# Stored data
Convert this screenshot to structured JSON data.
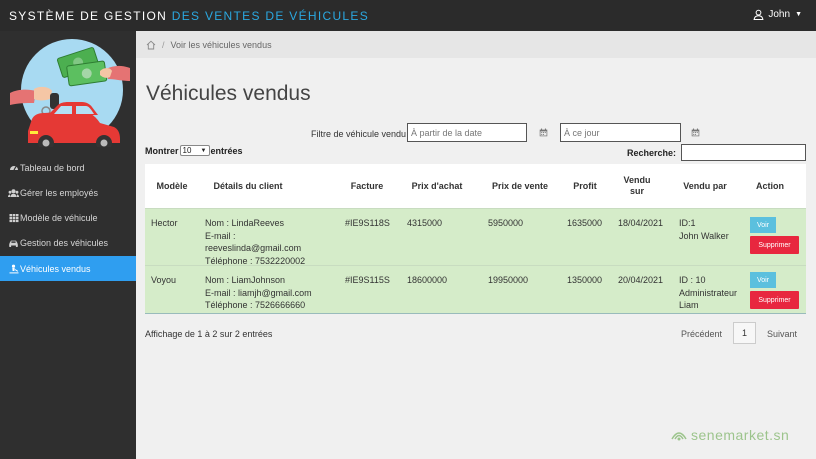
{
  "app": {
    "title_part1": "SYSTÈME DE GESTION",
    "title_part2": "DES VENTES DE VÉHICULES",
    "user_name": "John",
    "colors": {
      "accent": "#2ba8e0",
      "active_nav": "#2f9ef0",
      "row_highlight": "#d5ecc9",
      "danger": "#e8273f",
      "info": "#5bc0de"
    }
  },
  "sidebar": {
    "items": [
      {
        "label": "Tableau de bord",
        "icon": "dashboard-icon"
      },
      {
        "label": "Gérer les employés",
        "icon": "users-icon"
      },
      {
        "label": "Modèle de véhicule",
        "icon": "grid-icon"
      },
      {
        "label": "Gestion des véhicules",
        "icon": "car-icon"
      },
      {
        "label": "Véhicules vendus",
        "icon": "sold-icon",
        "active": true
      }
    ]
  },
  "breadcrumb": {
    "current": "Voir les véhicules vendus"
  },
  "page": {
    "title": "Véhicules vendus"
  },
  "filter": {
    "label": "Filtre de véhicule vendu",
    "from_placeholder": "À partir de la date",
    "to_placeholder": "À ce jour"
  },
  "table_controls": {
    "show_before": "Montrer",
    "show_value": "10",
    "show_after": "entrées",
    "search_label": "Recherche:"
  },
  "table": {
    "headers": [
      "Modèle",
      "Détails du client",
      "Facture",
      "Prix d'achat",
      "Prix de vente",
      "Profit",
      "Vendu sur",
      "Vendu par",
      "Action"
    ],
    "rows": [
      {
        "model": "Hector",
        "client_name": "Nom : LindaReeves",
        "client_email_label": "E-mail :",
        "client_email": "reeveslinda@gmail.com",
        "client_phone": "Téléphone : 7532220002",
        "invoice": "#IE9S118S",
        "purchase_price": "4315000",
        "sale_price": "5950000",
        "profit": "1635000",
        "sold_on": "18/04/2021",
        "sold_by_line1": "ID:1",
        "sold_by_line2": "John Walker",
        "sold_by_line3": "",
        "view_label": "Voir",
        "delete_label": "Supprimer"
      },
      {
        "model": "Voyou",
        "client_name": "Nom : LiamJohnson",
        "client_email_label": "E-mail : liamjh@gmail.com",
        "client_email": "",
        "client_phone": "Téléphone : 7526666660",
        "invoice": "#IE9S115S",
        "purchase_price": "18600000",
        "sale_price": "19950000",
        "profit": "1350000",
        "sold_on": "20/04/2021",
        "sold_by_line1": "ID : 10",
        "sold_by_line2": "Administrateur",
        "sold_by_line3": "Liam",
        "view_label": "Voir",
        "delete_label": "Supprimer"
      }
    ]
  },
  "footer": {
    "info": "Affichage de 1 à 2 sur 2 entrées",
    "prev": "Précédent",
    "page": "1",
    "next": "Suivant"
  },
  "watermark": {
    "text": "senemarket.sn"
  }
}
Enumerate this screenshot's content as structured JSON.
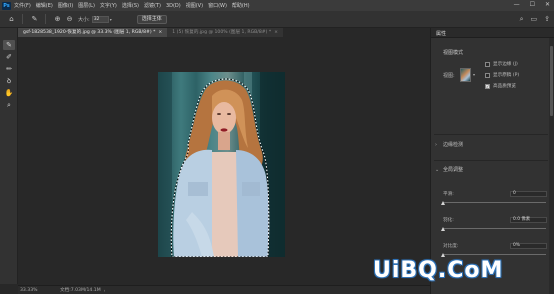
{
  "app": {
    "logo": "Ps"
  },
  "menu": [
    "文件(F)",
    "编辑(E)",
    "图像(I)",
    "图层(L)",
    "文字(Y)",
    "选择(S)",
    "滤镜(T)",
    "3D(D)",
    "视图(V)",
    "窗口(W)",
    "帮助(H)"
  ],
  "window_controls": [
    "—",
    "☐",
    "✕"
  ],
  "options": {
    "size_label": "大小:",
    "size_value": "32",
    "select_subject": "选择主体",
    "icons": [
      "home-icon",
      "brush-preset-icon",
      "add-to-selection-icon",
      "subtract-from-selection-icon",
      "search-icon",
      "workspace-icon",
      "share-icon"
    ]
  },
  "tabs": [
    {
      "label": "gsf-1828538_1920-恢复的.jpg @ 33.3% (图层 1, RGB/8#) *",
      "close": "×",
      "active": true
    },
    {
      "label": "1 (5) 恢复的.jpg @ 100% (图层 1, RGB/8#) *",
      "close": "×",
      "active": false
    }
  ],
  "tools": [
    "quick-selection-tool",
    "refine-edge-brush-tool",
    "brush-tool",
    "lasso-tool",
    "hand-tool",
    "zoom-tool"
  ],
  "status": {
    "zoom": "33.33%",
    "doc": "文档:7.03M/14.1M"
  },
  "panel": {
    "tab_title": "属性",
    "view_mode_title": "视图模式",
    "view_label": "视图:",
    "checkboxes": [
      {
        "label": "显示边缘 (J)",
        "checked": false
      },
      {
        "label": "显示原稿 (P)",
        "checked": false
      },
      {
        "label": "高品质预览",
        "checked": true
      }
    ],
    "edge_detection": "边缘检测",
    "global_refine": "全局调整",
    "sliders": [
      {
        "label": "平滑:",
        "value": "0",
        "fraction": 0.0
      },
      {
        "label": "羽化:",
        "value": "0.0 像素",
        "fraction": 0.0
      },
      {
        "label": "对比度:",
        "value": "0%",
        "fraction": 0.0
      }
    ]
  },
  "watermark": "UiBQ.CoM",
  "colors": {
    "accent": "#31a8ff",
    "panel_bg": "#323232",
    "canvas_bg": "#282828"
  }
}
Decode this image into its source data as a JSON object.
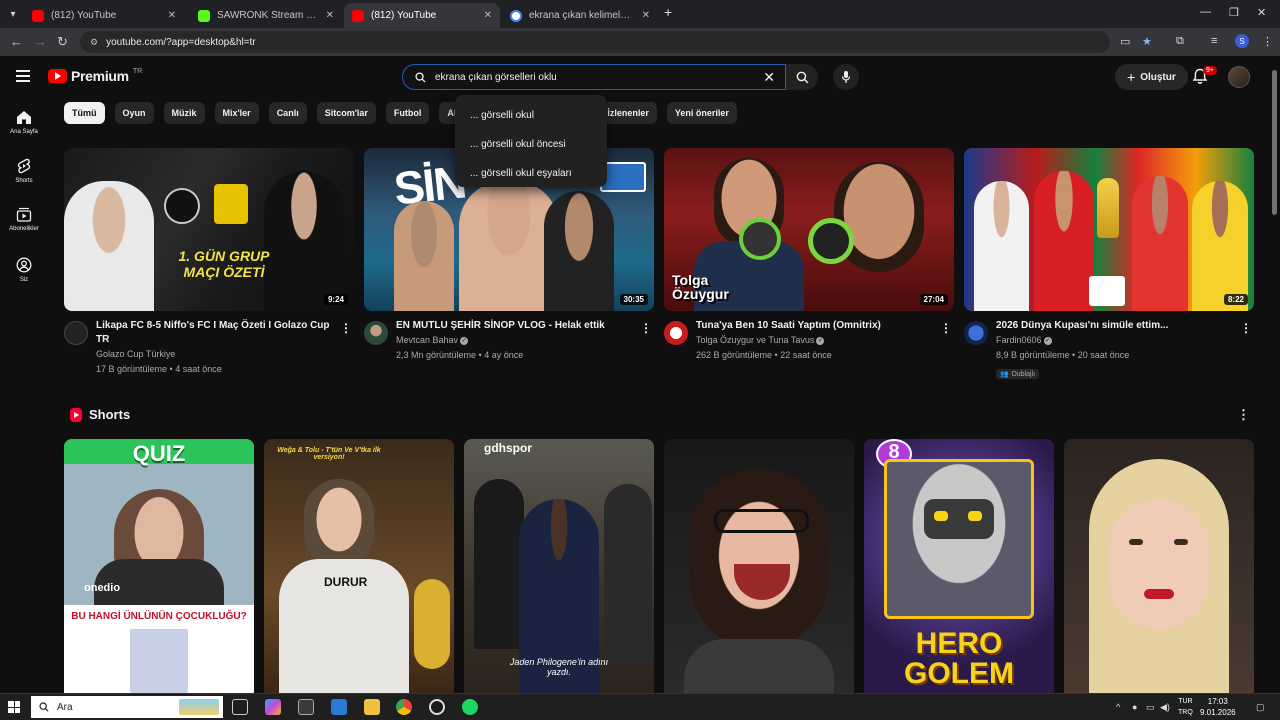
{
  "browser": {
    "tabs": [
      {
        "title": "(812) YouTube",
        "fav": "#ff0000",
        "active": false
      },
      {
        "title": "SAWRONK Stream - Watch Live",
        "fav": "#53fc18",
        "active": false
      },
      {
        "title": "(812) YouTube",
        "fav": "#ff0000",
        "active": true
      },
      {
        "title": "ekrana çıkan kelimeleri okuma",
        "fav": "#4285f4",
        "active": false
      }
    ],
    "url": "youtube.com/?app=desktop&hl=tr",
    "profile_letter": "S"
  },
  "yt": {
    "logo_text": "Premium",
    "logo_country": "TR",
    "search_value": "ekrana çıkan görselleri oklu",
    "suggestions": [
      "... görselli okul",
      "... görselli okul öncesi",
      "... görselli okul eşyaları"
    ],
    "create_label": "Oluştur",
    "notif_count": "9+"
  },
  "sidebar": [
    {
      "label": "Ana Sayfa",
      "icon": "home-icon"
    },
    {
      "label": "Shorts",
      "icon": "shorts-icon"
    },
    {
      "label": "Abonelikler",
      "icon": "subscriptions-icon"
    },
    {
      "label": "Siz",
      "icon": "you-icon"
    }
  ],
  "chips": [
    "Tümü",
    "Oyun",
    "Müzik",
    "Mix'ler",
    "Canlı",
    "Sitcom'lar",
    "Futbol",
    "Aksiyon",
    "Yakın zamanda yüklenenler",
    "İzlenenler",
    "Yeni öneriler"
  ],
  "chips_visible": [
    "Tümü",
    "Oyun",
    "Müzik",
    "Mix'ler",
    "Canlı",
    "Sitcom'lar",
    "Futbol",
    "Aksiyo",
    "nler",
    "İzlenenler",
    "Yeni öneriler"
  ],
  "videos": [
    {
      "title": "Likapa FC 8-5 Niffo's FC I Maç Özeti I Golazo Cup TR",
      "channel": "Golazo Cup Türkiye",
      "stats": "17 B görüntüleme • 4 saat önce",
      "duration": "9:24",
      "thumb_text": "1. GÜN GRUP MAÇI ÖZETİ"
    },
    {
      "title": "EN MUTLU ŞEHİR SİNOP VLOG - Helak ettik",
      "channel": "Mevtcan Bahav",
      "stats": "2,3 Mn görüntüleme • 4 ay önce",
      "duration": "30:35",
      "thumb_text": "SİN"
    },
    {
      "title": "Tuna'ya Ben 10 Saati Yaptım (Omnitrix)",
      "channel": "Tolga Özuygur ve Tuna Tavus",
      "stats": "262 B görüntüleme • 22 saat önce",
      "duration": "27:04",
      "thumb_text": "Tolga Özuygur"
    },
    {
      "title": "2026 Dünya Kupası'nı simüle ettim...",
      "channel": "Fardin0606",
      "stats": "8,9 B görüntüleme • 20 saat önce",
      "duration": "8:22",
      "badge": "Dublajlı"
    }
  ],
  "shorts": {
    "heading": "Shorts",
    "items": [
      {
        "top_text": "QUIZ",
        "bottom_text": "BU HANGİ ÜNLÜNÜN ÇOCUKLUĞU?",
        "brand": "onedio"
      },
      {
        "top_text": "DURUR",
        "caption": "Weğa & Tolu - T'tün Ve V'tka ilk versiyon!"
      },
      {
        "top_text": "gdhspor",
        "caption": "Jaden Philogene'in adını yazdı."
      },
      {
        "top_text": ""
      },
      {
        "top_text": "8",
        "caption": "HERO GOLEM"
      },
      {
        "top_text": ""
      }
    ]
  },
  "taskbar": {
    "search": "Ara",
    "lang": "TUR",
    "lang2": "TRQ",
    "time": "17:03",
    "date": "9.01.2026"
  }
}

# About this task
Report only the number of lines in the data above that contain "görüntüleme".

# Response to this exercise
4